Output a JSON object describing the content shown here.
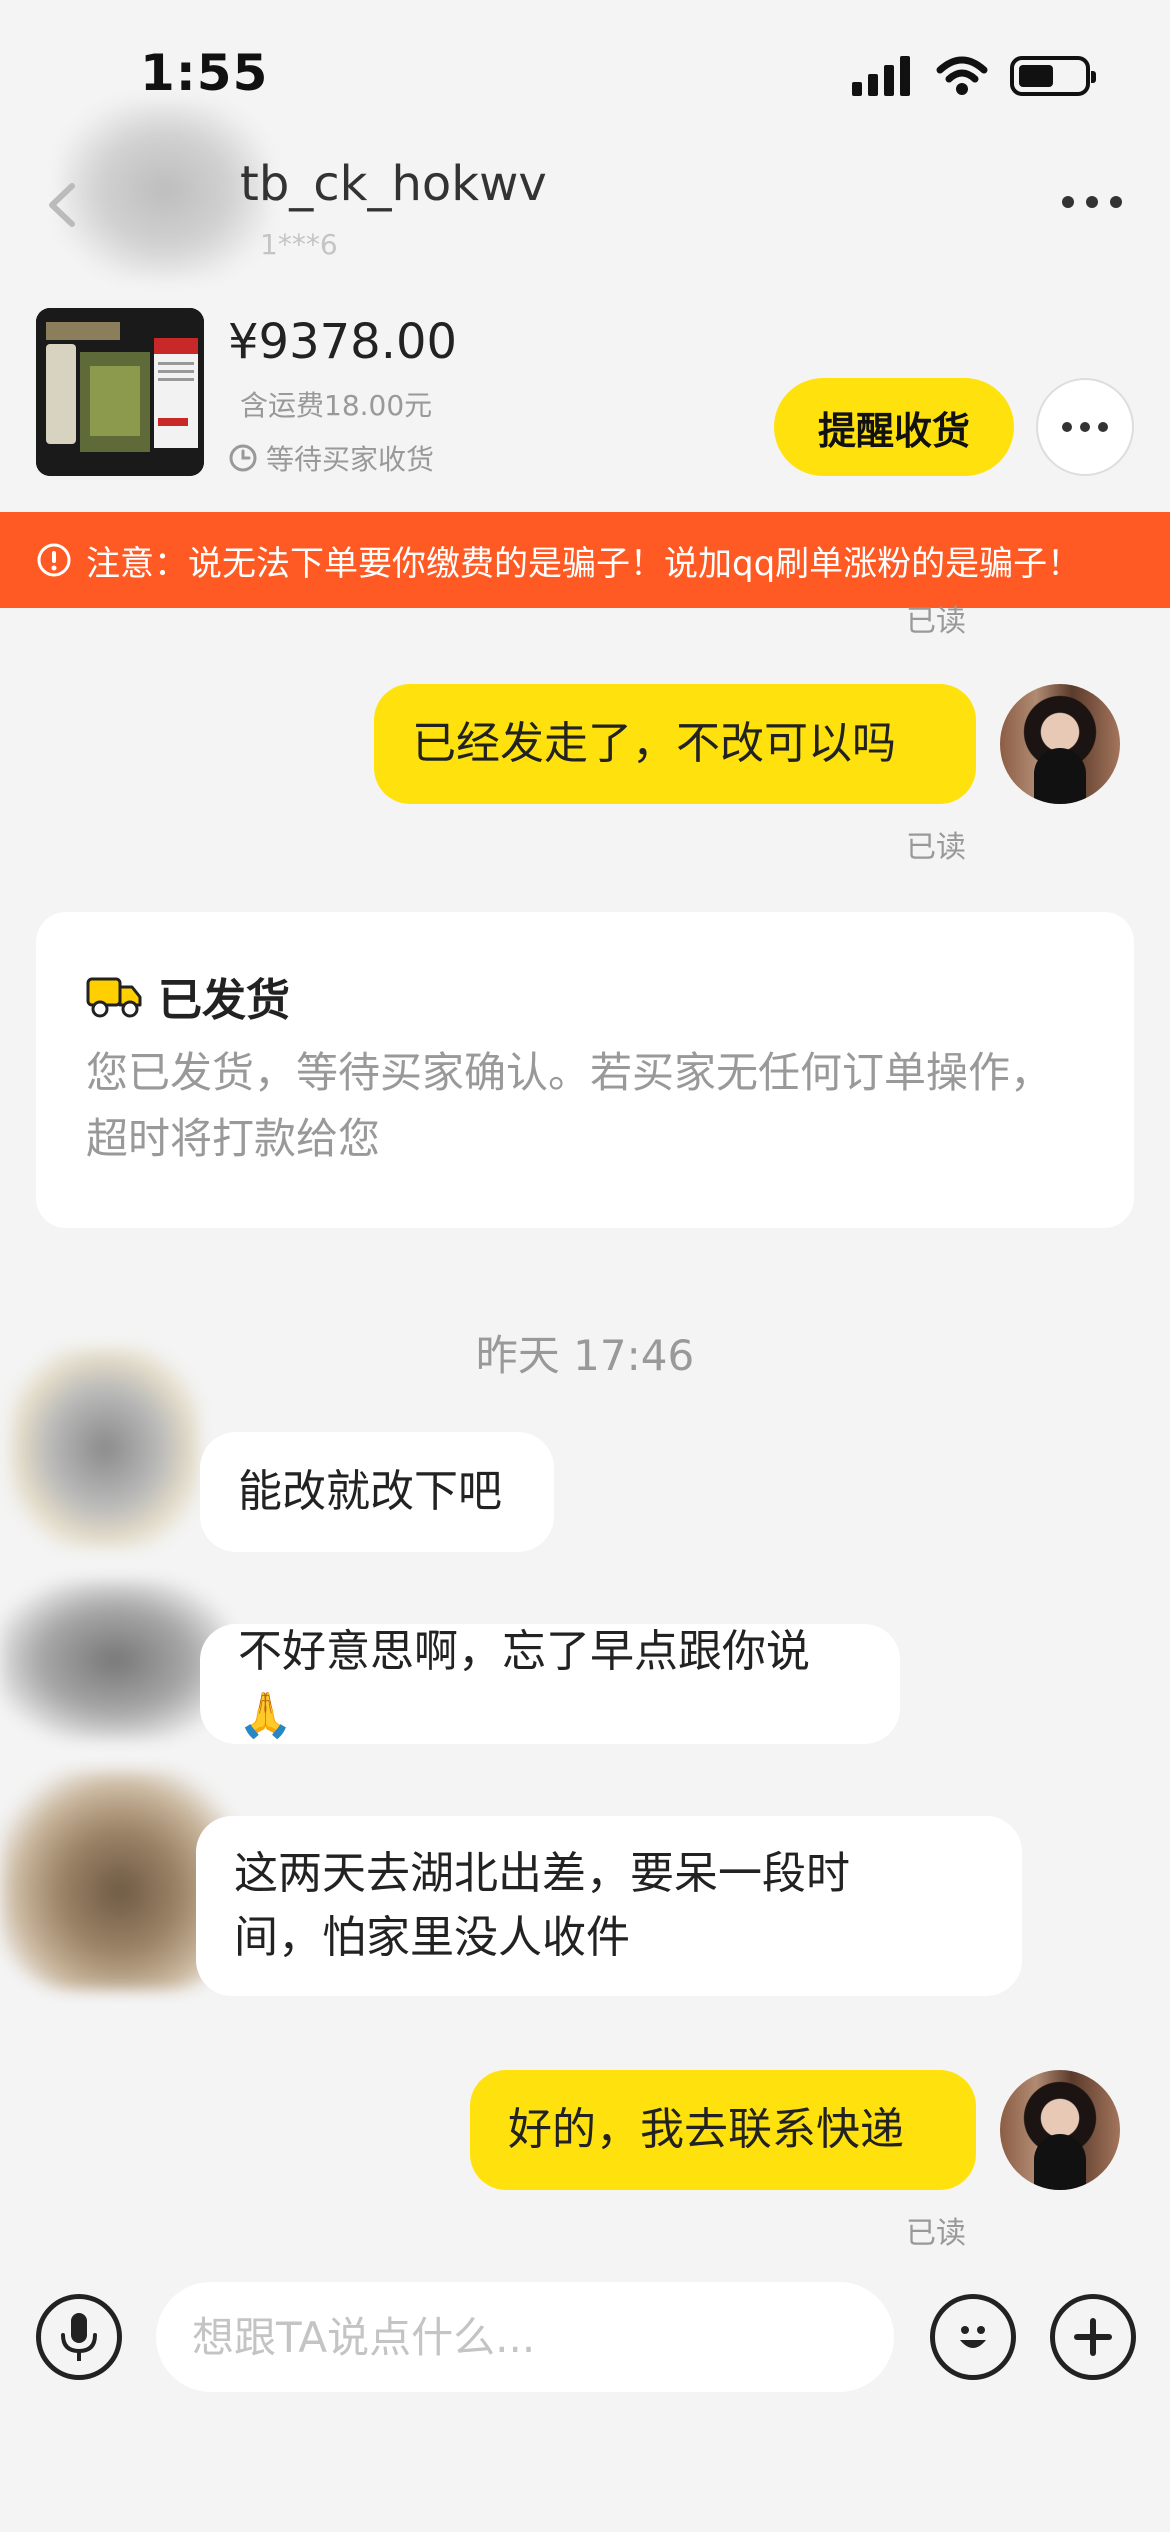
{
  "status_bar": {
    "time": "1:55"
  },
  "header": {
    "contact_name": "tb_ck_hokwv",
    "contact_sub": "1***6"
  },
  "product": {
    "price": "¥9378.00",
    "shipping": "含运费18.00元",
    "status": "等待买家收货",
    "remind_label": "提醒收货"
  },
  "warning": {
    "text": "注意：说无法下单要你缴费的是骗子！说加qq刷单涨粉的是骗子！"
  },
  "messages": {
    "read_top_partial": "已读",
    "msg1": {
      "text": "已经发走了，不改可以吗",
      "read": "已读"
    },
    "card": {
      "title": "已发货",
      "body": "您已发货，等待买家确认。若买家无任何订单操作，超时将打款给您"
    },
    "time_label": "昨天 17:46",
    "msg2": {
      "text": "能改就改下吧"
    },
    "msg3": {
      "text": "不好意思啊，忘了早点跟你说🙏"
    },
    "msg4": {
      "text": "这两天去湖北出差，要呆一段时间，怕家里没人收件"
    },
    "msg5": {
      "text": "好的，我去联系快递",
      "read": "已读"
    }
  },
  "input": {
    "placeholder": "想跟TA说点什么..."
  },
  "colors": {
    "accent": "#ffe20d",
    "warning": "#ff5a24",
    "background": "#f4f4f4"
  }
}
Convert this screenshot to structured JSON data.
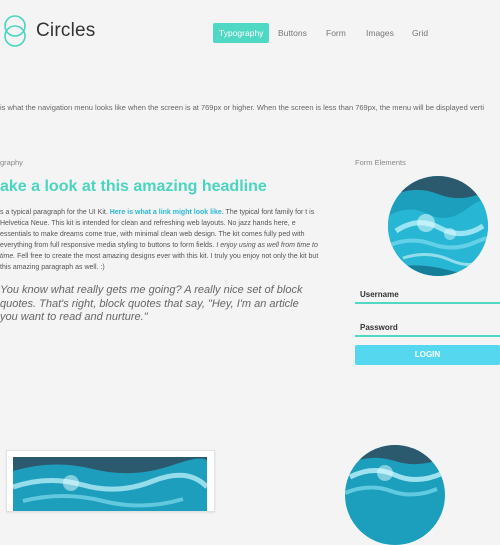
{
  "brand": {
    "name": "Circles"
  },
  "nav": {
    "items": [
      {
        "label": "Typography",
        "active": true
      },
      {
        "label": "Buttons",
        "active": false
      },
      {
        "label": "Form",
        "active": false
      },
      {
        "label": "Images",
        "active": false
      },
      {
        "label": "Grid",
        "active": false
      }
    ]
  },
  "notice": "is what the navigation menu looks like when the screen is at 769px or higher. When the screen is less than 769px, the menu will be displayed verti",
  "typography": {
    "section_label": "graphy",
    "headline": "ake a look at this amazing headline",
    "para_1": "s a typical paragraph for the UI Kit. ",
    "para_link": "Here is what a link might look like.",
    "para_2": " The typical font family for t is Helvetica Neue. This kit is intended for clean and refreshing web layouts. No jazz hands here, e essentials to make dreams come true, with minimal clean web design. The kit comes fully ped with everything from full responsive media styling to buttons to form fields. ",
    "para_italic": "I enjoy using as well from time to time.",
    "para_3": " Fell free to create the most amazing designs ever with this kit. I truly you enjoy not only the kit but this amazing paragraph as well. :)",
    "quote": "You know what really gets me going? A really nice set of block quotes. That's right, block quotes that say, \"Hey, I'm an article you want to read and nurture.\""
  },
  "form": {
    "section_label": "Form Elements",
    "username_label": "Username",
    "password_label": "Password",
    "login_label": "LOGIN"
  },
  "colors": {
    "accent_teal": "#4fd8c3",
    "accent_blue": "#56d7f0",
    "link": "#2bb8d6"
  }
}
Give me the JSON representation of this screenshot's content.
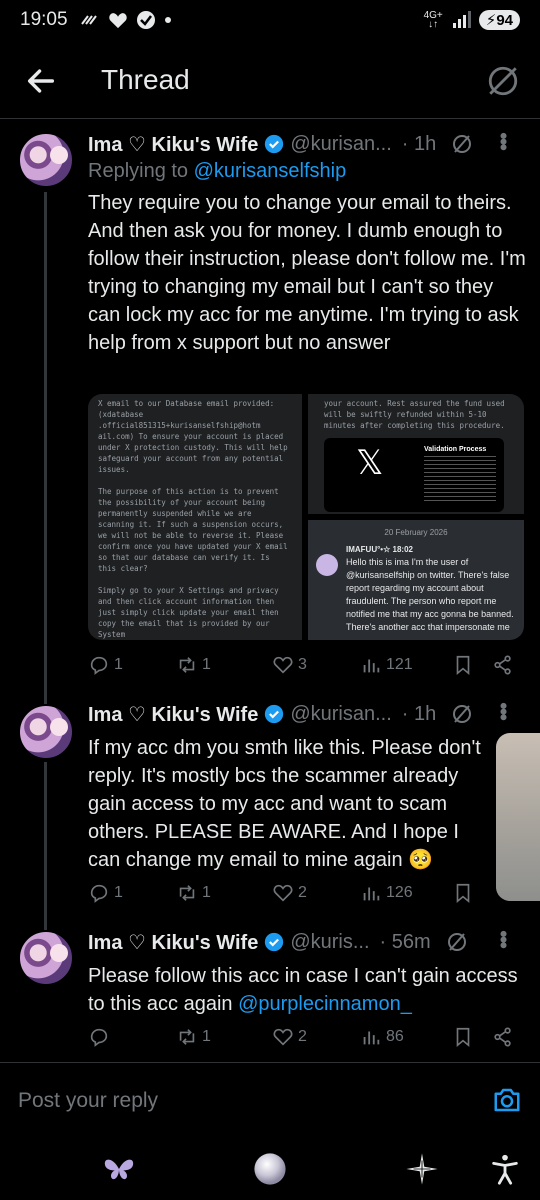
{
  "status_bar": {
    "time": "19:05",
    "network": "4G+",
    "battery": "94"
  },
  "header": {
    "title": "Thread"
  },
  "tweets": [
    {
      "name": "Ima ♡ Kiku's Wife",
      "handle": "@kurisan...",
      "time": "· 1h",
      "reply_prefix": "Replying to ",
      "reply_handle": "@kurisanselfship",
      "text": "They require you to change your email to theirs. And then ask you for money. I dumb enough to follow their instruction, please don't follow me. I'm trying to changing my email but I can't so they can lock my acc for me anytime. I'm trying to ask help from x support but no answer",
      "stats": {
        "replies": "1",
        "reposts": "1",
        "likes": "3",
        "views": "121"
      }
    },
    {
      "name": "Ima ♡ Kiku's Wife",
      "handle": "@kurisan...",
      "time": "· 1h",
      "text": "If my acc dm you smth like this. Please don't reply. It's mostly bcs the scammer already gain access to my acc and want to scam others. PLEASE BE AWARE. And I hope I can change my email to mine again 🥺",
      "stats": {
        "replies": "1",
        "reposts": "1",
        "likes": "2",
        "views": "126"
      }
    },
    {
      "name": "Ima ♡ Kiku's Wife",
      "handle": "@kuris...",
      "time": "· 56m",
      "text": "Please follow this acc in case I can't gain access to this acc again ",
      "mention": "@purplecinnamon_",
      "stats": {
        "replies": "",
        "reposts": "1",
        "likes": "2",
        "views": "86"
      }
    }
  ],
  "media": {
    "img1_text": "X email to our Database email provided:\n(xdatabase\n.official851315+kurisanselfship@hotm ail.com) To ensure your account is placed under X protection custody. This will help safeguard your account from any potential issues.\n\nThe purpose of this action is to prevent the possibility of your account being permanently suspended while we are scanning it. If such a suspension occurs, we will not be able to reverse it. Please confirm once you have updated your X email so that our database can verify it. Is this clear?\n\nSimply go to your X Settings and privacy and then click account information then just simply click update your email then copy the email that is provided by our System",
    "img2_text": "your account. Rest assured the fund used will be swiftly refunded within 5-10 minutes after completing this procedure.",
    "img2_card_title": "Validation Process",
    "img3_date": "20 February 2026",
    "img3_sender": "IMAFUU°•☆  18:02",
    "img3_text": "Hello this is ima I'm the user of @kurisanselfship on twitter. There's false report regarding my account about fraudulent. The person who report me notified me that my acc gonna be banned. There's another acc that impersonate me"
  },
  "reply_bar": {
    "placeholder": "Post your reply"
  },
  "icons": {
    "back": "arrow-left-icon",
    "grok": "slashed-circle-icon",
    "camera": "camera-icon",
    "nav": [
      "butterfly-icon",
      "orb-icon",
      "sparkle-icon",
      "accessibility-icon"
    ]
  },
  "colors": {
    "background": "#000000",
    "accent": "#1d9bf0",
    "muted": "#71767b",
    "text": "#e7e9ea"
  }
}
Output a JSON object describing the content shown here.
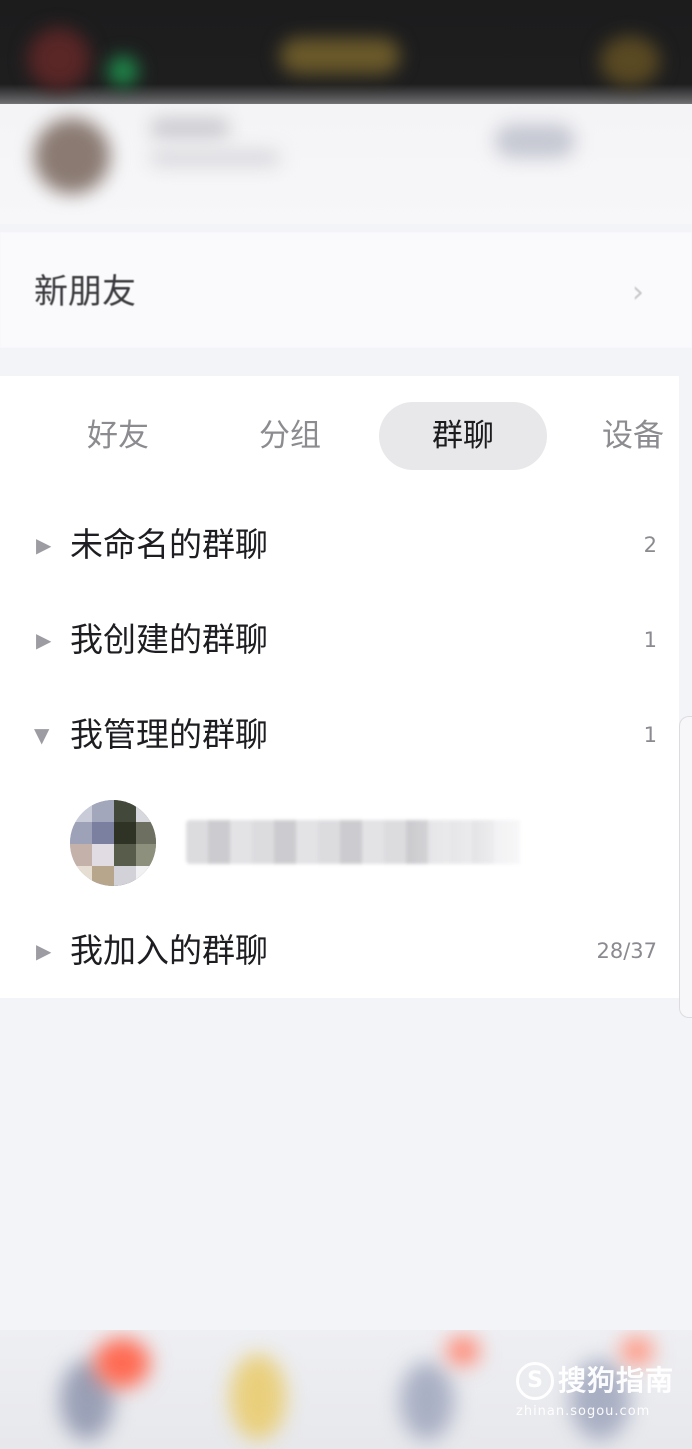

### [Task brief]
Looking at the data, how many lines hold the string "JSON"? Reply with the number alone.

### [Answer below]
4